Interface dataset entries
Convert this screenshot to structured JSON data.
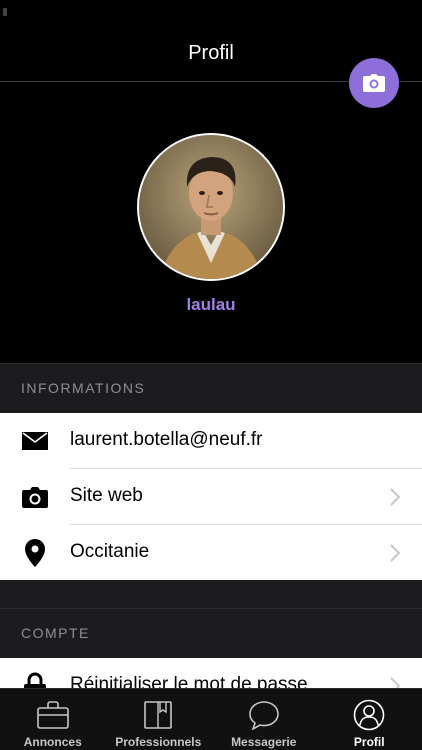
{
  "header": {
    "title": "Profil"
  },
  "profile": {
    "username": "laulau"
  },
  "sections": {
    "informations": {
      "title": "INFORMATIONS",
      "rows": [
        {
          "label": "laurent.botella@neuf.fr",
          "icon": "envelope-icon"
        },
        {
          "label": "Site web",
          "icon": "camera-icon"
        },
        {
          "label": "Occitanie",
          "icon": "location-pin-icon"
        }
      ]
    },
    "compte": {
      "title": "COMPTE",
      "rows": [
        {
          "label": "Réinitialiser le mot de passe",
          "icon": "lock-icon"
        }
      ]
    }
  },
  "tabbar": {
    "tabs": [
      {
        "label": "Annonces",
        "icon": "briefcase-icon",
        "active": false
      },
      {
        "label": "Professionnels",
        "icon": "book-icon",
        "active": false
      },
      {
        "label": "Messagerie",
        "icon": "chat-bubble-icon",
        "active": false
      },
      {
        "label": "Profil",
        "icon": "user-icon",
        "active": true
      }
    ]
  },
  "colors": {
    "accent": "#8e6fd9",
    "username": "#9f7fe8",
    "background": "#000000",
    "section_header": "#1c1c1e"
  }
}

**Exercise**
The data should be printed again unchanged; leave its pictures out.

**Solution to the exercise**
Convert this screenshot to structured JSON data.
{
  "header": {
    "title": "Profil"
  },
  "profile": {
    "username": "laulau"
  },
  "sections": {
    "informations": {
      "title": "INFORMATIONS",
      "rows": [
        {
          "label": "laurent.botella@neuf.fr",
          "icon": "envelope-icon"
        },
        {
          "label": "Site web",
          "icon": "camera-icon"
        },
        {
          "label": "Occitanie",
          "icon": "location-pin-icon"
        }
      ]
    },
    "compte": {
      "title": "COMPTE",
      "rows": [
        {
          "label": "Réinitialiser le mot de passe",
          "icon": "lock-icon"
        }
      ]
    }
  },
  "tabbar": {
    "tabs": [
      {
        "label": "Annonces",
        "icon": "briefcase-icon",
        "active": false
      },
      {
        "label": "Professionnels",
        "icon": "book-icon",
        "active": false
      },
      {
        "label": "Messagerie",
        "icon": "chat-bubble-icon",
        "active": false
      },
      {
        "label": "Profil",
        "icon": "user-icon",
        "active": true
      }
    ]
  },
  "colors": {
    "accent": "#8e6fd9",
    "username": "#9f7fe8",
    "background": "#000000",
    "section_header": "#1c1c1e"
  }
}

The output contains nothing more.